It was back on 30 May 2017 that Jacques the Kipper took over this little corner of the internet to compose a glowing review of the debut album from Sons Of The Descent in which he offered as short commentary on all 11 of its tracks.
You won’t be too surprised that I picked up the album on the basis of his review and I also accompanied him along to see the band’s live debut when they were the main support to The Wendys at a gig in Glasgow back in September.
I’m delighted to say that the album more than lives up to the praise heaped on it by my sparring partner while the duo of Hugh Duggie (ex Foil) and Ian White (ex Wendys) brought all their considerable experience to bear to deliver great live renditions of the standout tracks.
I’m sure you won’t mind if I do simply reproduce much of what JtK said back in May, along with a few other cut’n’ pastes of other reviews:-
“What do you expect when a member of best-known-in-the-90s indie band, The Wendys teams up with a former member of late-90s noiseniks, Foil, to make music? Probably not an album that contains more hooks than Vinnie Jones’s rucksack on a wild fishing weekend. But that is indeed what has happened on Lazy Glamour, the first album by Sons of the Descent, a self-produced masterpiece of electronica and guitars.” (The New Vinyl Villain)
“Edinburgh’s Sons Of The Descent have released their brilliant debut album, Lazy Glamour. With influences on the album as diverse as David Bowie, Happy Mondays and Wire you will not be disappointed with this monster groove cauldron of an album.” (Louder Than War)

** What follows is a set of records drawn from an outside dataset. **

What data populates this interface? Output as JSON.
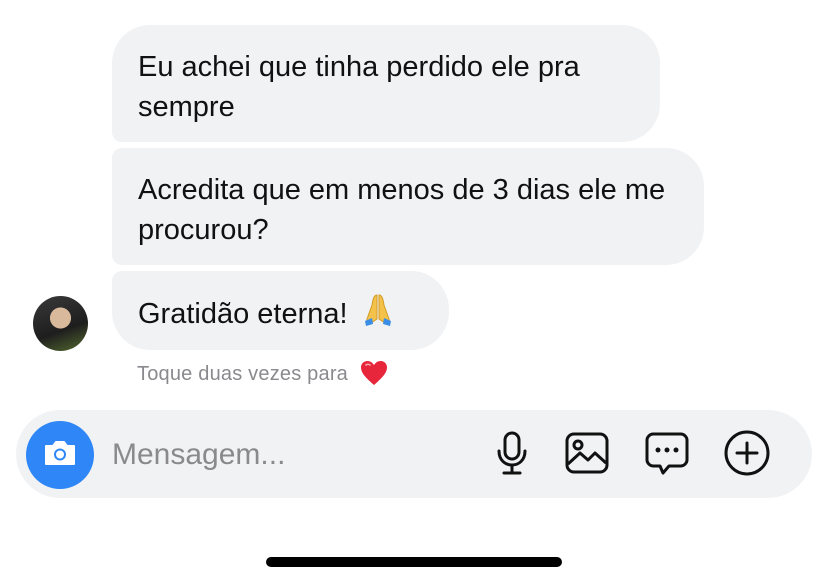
{
  "messages": [
    {
      "text": "Eu achei que tinha perdido ele pra sempre"
    },
    {
      "text": "Acredita que em menos de 3 dias ele me procurou?"
    },
    {
      "text": "Gratidão eterna!",
      "emoji": "🙏"
    }
  ],
  "hint": {
    "text": "Toque duas vezes para",
    "emoji": "❤️"
  },
  "composer": {
    "placeholder": "Mensagem...",
    "value": "",
    "icons": [
      "camera-icon",
      "microphone-icon",
      "image-icon",
      "sticker-icon",
      "plus-icon"
    ]
  },
  "colors": {
    "bubble_bg": "#f1f2f4",
    "camera_button": "#2f86f6",
    "hint_text": "#8a8a8e"
  }
}
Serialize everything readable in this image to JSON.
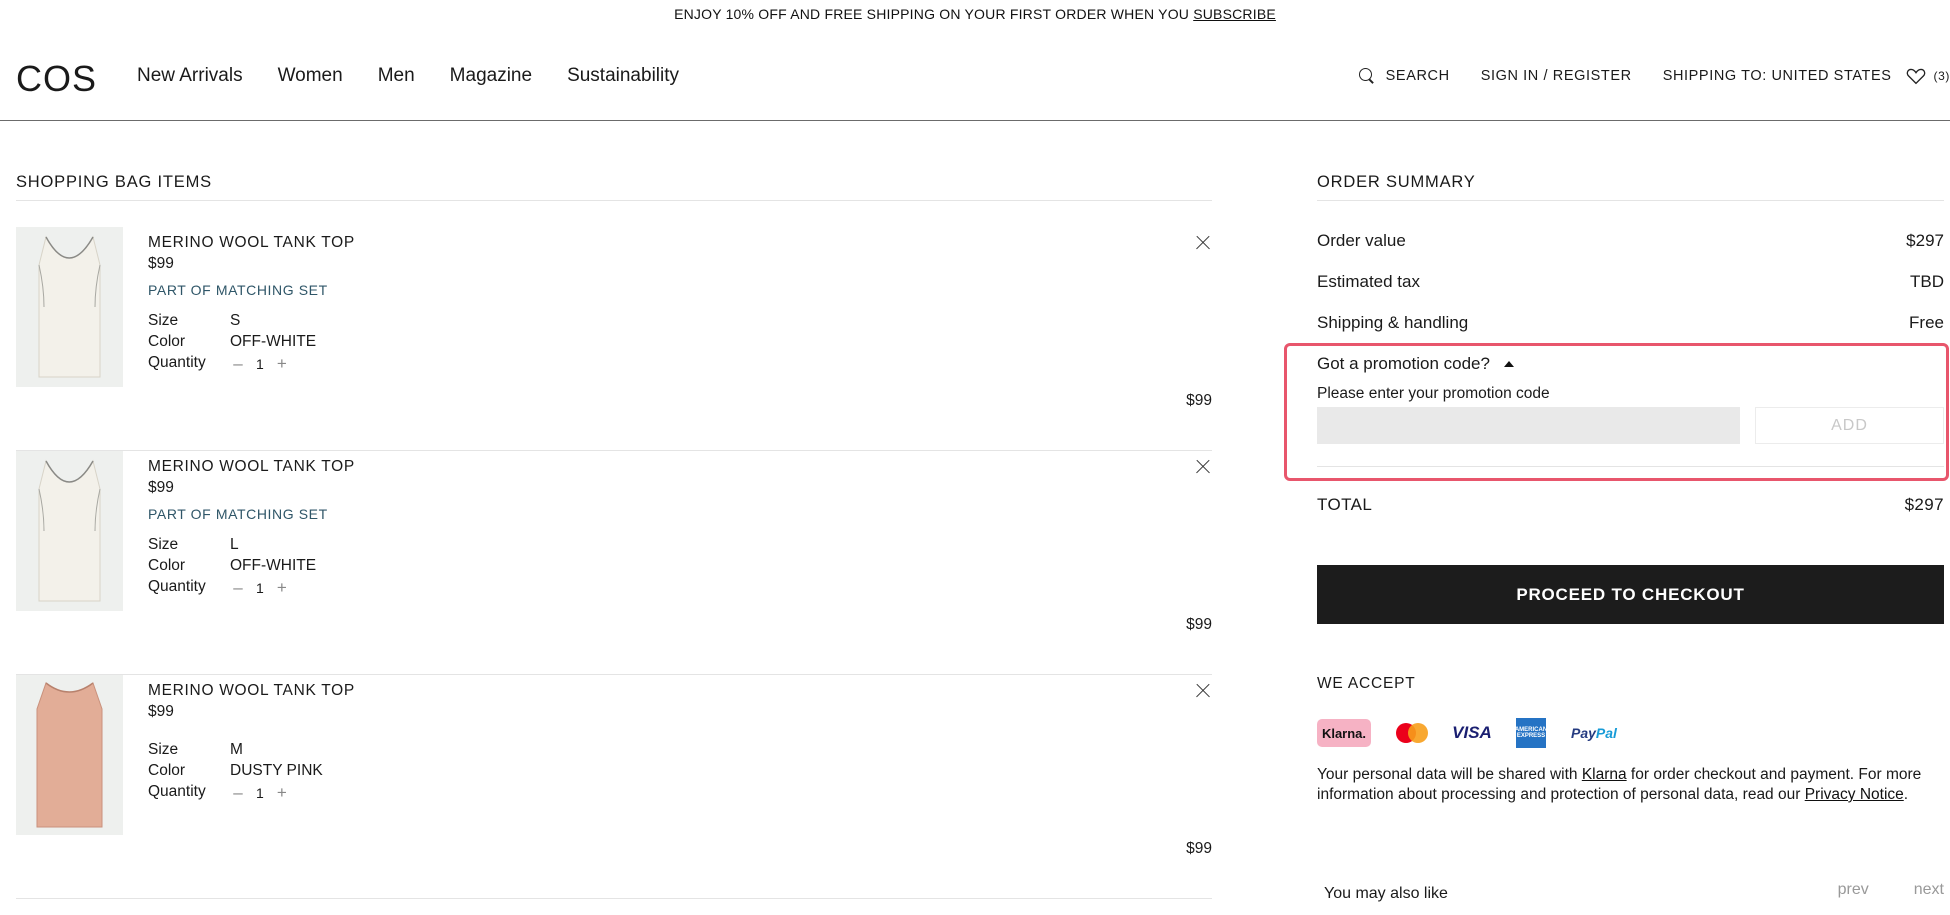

“Old pop groups may fade away, but what of those who never quite became ‘stars’? Plenty of acts remain independent and making music for, well, the love of it, we assume. This duo were, respectively, signed to mega-indies Factory and Mute, and their 10 tracks follow in those footsteps – mixing the introspective (some might say doominess) of the Manc mega label with shades of electronic pop that spawned the likes of Depeche Mode. In truth we’ve no idea where they’ve been since the 1980s, but they’re welcome back any time.” (Is This Music?)
“Hugh Duggie and Ian White are the waggish brains behind this low-key smorgasbord of quietly crafted off-kilter pop gems. The effect of such pick-and-mix diversity is akin to turning the pages of a collection of fictional miniatures culled from a twilight zone occupied by Hogarthian pub bores and other animals. A textured subtlety peppers every song, some laced with a sly, dry-as-bone wit to offset the darkness.” (Product Magazine)
Again, the album is available via bandcamp, as a digital release for £8 or as a CD for £10, sums of money you won’t regret spending. You can also listen to all ten tracks to try before you buy. Click here
This is the album opener
“If you enjoy a bit of Mark E Smith style vocalising over the first of those hooks I talked about, then I reckon you’ll like Hugh imploring you to “Look At The Sky”. Notable also for the first use of “Englandshire” in a song – that I’m aware of anyway. Also the source of the album title.” (Jacques the Kipper)